#### Problem description:
Check every line below for the word "content" and copy the ones that have it.

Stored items
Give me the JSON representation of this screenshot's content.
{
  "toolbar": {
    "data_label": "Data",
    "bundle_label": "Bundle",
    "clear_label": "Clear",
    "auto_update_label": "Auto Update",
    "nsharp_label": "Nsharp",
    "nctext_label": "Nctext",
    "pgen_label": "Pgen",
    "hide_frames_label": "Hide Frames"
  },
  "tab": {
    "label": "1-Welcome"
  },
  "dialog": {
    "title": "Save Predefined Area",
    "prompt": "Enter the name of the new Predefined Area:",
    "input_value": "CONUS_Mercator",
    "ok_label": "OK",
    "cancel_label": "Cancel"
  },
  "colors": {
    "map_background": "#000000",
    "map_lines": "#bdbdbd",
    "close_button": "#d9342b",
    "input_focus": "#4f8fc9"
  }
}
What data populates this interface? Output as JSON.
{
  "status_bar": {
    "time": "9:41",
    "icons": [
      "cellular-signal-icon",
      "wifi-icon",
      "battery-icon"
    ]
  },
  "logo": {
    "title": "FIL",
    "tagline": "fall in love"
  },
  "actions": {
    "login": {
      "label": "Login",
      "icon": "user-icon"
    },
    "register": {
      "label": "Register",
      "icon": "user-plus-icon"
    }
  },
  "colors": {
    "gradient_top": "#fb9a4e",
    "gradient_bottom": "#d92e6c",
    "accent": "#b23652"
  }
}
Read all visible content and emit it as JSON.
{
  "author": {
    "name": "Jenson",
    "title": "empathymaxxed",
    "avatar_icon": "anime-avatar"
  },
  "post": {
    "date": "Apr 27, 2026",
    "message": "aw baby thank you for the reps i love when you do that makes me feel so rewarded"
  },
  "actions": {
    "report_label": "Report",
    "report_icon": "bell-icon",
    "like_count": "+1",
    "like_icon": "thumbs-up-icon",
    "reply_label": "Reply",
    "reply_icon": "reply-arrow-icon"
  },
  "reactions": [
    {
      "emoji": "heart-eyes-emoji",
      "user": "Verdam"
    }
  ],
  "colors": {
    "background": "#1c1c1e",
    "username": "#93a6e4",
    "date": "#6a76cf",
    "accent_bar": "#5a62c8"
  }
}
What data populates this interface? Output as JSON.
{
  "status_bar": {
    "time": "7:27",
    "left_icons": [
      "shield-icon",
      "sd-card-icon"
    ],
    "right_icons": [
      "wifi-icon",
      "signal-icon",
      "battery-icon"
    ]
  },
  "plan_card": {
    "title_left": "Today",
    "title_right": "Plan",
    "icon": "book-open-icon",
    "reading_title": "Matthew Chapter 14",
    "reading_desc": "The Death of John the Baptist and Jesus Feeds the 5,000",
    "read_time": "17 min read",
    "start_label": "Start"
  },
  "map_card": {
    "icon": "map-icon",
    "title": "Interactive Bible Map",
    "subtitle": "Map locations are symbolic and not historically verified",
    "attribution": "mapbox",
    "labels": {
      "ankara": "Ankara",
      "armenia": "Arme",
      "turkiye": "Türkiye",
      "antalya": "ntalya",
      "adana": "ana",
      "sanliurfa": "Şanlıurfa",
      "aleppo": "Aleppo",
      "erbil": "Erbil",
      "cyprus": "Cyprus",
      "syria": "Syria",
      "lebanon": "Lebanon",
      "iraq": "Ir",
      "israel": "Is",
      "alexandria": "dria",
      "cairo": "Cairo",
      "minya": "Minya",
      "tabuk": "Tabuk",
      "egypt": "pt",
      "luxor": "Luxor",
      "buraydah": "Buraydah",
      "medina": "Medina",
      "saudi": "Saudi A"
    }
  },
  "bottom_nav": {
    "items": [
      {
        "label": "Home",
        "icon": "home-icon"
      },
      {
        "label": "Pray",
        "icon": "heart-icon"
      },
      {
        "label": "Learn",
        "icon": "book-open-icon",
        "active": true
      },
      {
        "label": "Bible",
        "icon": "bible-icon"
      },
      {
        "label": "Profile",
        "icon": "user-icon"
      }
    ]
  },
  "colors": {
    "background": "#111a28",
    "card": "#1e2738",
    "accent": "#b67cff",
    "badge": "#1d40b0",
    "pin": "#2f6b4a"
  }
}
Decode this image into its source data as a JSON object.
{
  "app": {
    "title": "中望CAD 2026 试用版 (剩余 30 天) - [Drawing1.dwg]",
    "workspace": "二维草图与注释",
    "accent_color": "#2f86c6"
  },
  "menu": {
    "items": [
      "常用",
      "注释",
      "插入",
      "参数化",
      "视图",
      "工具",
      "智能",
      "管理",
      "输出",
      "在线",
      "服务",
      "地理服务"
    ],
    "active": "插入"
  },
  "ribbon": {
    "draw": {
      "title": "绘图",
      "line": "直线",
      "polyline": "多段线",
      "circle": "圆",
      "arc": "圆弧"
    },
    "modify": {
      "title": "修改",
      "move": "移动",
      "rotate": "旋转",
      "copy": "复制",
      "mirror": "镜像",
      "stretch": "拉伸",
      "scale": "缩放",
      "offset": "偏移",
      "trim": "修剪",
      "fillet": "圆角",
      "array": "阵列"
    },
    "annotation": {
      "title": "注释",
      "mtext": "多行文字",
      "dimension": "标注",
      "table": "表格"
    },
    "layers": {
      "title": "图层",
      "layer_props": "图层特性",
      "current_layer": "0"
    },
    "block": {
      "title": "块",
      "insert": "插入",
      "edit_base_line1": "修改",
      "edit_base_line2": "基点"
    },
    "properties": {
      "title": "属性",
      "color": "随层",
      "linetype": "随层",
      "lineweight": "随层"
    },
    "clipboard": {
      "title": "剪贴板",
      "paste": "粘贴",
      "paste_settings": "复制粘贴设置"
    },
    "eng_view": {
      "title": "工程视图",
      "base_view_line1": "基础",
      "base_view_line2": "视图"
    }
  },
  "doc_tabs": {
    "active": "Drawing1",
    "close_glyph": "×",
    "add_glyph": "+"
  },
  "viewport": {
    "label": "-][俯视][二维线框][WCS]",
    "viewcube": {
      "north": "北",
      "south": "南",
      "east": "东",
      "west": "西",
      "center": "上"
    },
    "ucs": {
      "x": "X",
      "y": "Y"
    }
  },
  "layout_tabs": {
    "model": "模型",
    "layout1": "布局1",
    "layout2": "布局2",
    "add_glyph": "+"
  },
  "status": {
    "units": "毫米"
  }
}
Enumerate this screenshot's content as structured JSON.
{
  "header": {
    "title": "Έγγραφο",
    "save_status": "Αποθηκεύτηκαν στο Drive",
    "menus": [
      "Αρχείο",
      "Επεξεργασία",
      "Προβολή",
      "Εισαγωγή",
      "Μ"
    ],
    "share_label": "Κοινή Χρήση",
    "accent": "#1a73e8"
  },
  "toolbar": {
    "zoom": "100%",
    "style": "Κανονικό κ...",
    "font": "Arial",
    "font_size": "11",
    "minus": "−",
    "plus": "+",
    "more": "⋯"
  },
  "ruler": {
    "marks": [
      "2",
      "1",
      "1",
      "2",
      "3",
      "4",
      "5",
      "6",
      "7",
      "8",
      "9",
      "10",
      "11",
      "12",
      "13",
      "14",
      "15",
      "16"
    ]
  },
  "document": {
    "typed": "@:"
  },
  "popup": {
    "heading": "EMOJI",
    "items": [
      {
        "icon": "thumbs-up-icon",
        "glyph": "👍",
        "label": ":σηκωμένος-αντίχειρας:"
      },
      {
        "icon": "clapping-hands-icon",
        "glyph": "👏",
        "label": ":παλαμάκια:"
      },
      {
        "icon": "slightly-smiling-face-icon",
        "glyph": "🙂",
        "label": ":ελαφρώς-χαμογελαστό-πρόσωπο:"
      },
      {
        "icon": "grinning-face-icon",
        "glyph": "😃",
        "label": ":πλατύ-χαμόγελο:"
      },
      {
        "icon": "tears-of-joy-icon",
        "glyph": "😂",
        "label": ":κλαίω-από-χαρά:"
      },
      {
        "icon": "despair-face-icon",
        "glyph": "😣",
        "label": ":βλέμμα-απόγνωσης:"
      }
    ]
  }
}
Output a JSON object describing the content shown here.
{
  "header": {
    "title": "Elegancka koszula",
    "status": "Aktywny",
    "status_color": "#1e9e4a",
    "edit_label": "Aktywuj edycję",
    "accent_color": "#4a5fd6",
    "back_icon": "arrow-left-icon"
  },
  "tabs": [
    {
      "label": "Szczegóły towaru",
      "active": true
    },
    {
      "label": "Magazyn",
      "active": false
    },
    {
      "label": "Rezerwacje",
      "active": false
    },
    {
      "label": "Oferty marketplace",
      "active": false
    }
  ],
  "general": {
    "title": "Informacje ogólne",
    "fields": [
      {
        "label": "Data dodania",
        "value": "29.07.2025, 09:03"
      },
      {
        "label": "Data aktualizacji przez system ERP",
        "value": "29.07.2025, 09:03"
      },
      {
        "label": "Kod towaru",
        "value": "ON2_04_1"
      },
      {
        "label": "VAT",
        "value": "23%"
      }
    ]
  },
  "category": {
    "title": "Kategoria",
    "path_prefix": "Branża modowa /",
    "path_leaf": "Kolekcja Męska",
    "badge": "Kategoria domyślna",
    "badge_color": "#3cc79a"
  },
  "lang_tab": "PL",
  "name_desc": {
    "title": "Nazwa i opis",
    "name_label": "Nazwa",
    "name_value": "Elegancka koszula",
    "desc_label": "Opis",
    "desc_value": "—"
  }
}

#### The answer:
Give me the JSON representation of this screenshot's content.
Read all visible content and emit it as JSON.
Enumerate this screenshot's content as structured JSON.
Output a JSON object describing the content shown here.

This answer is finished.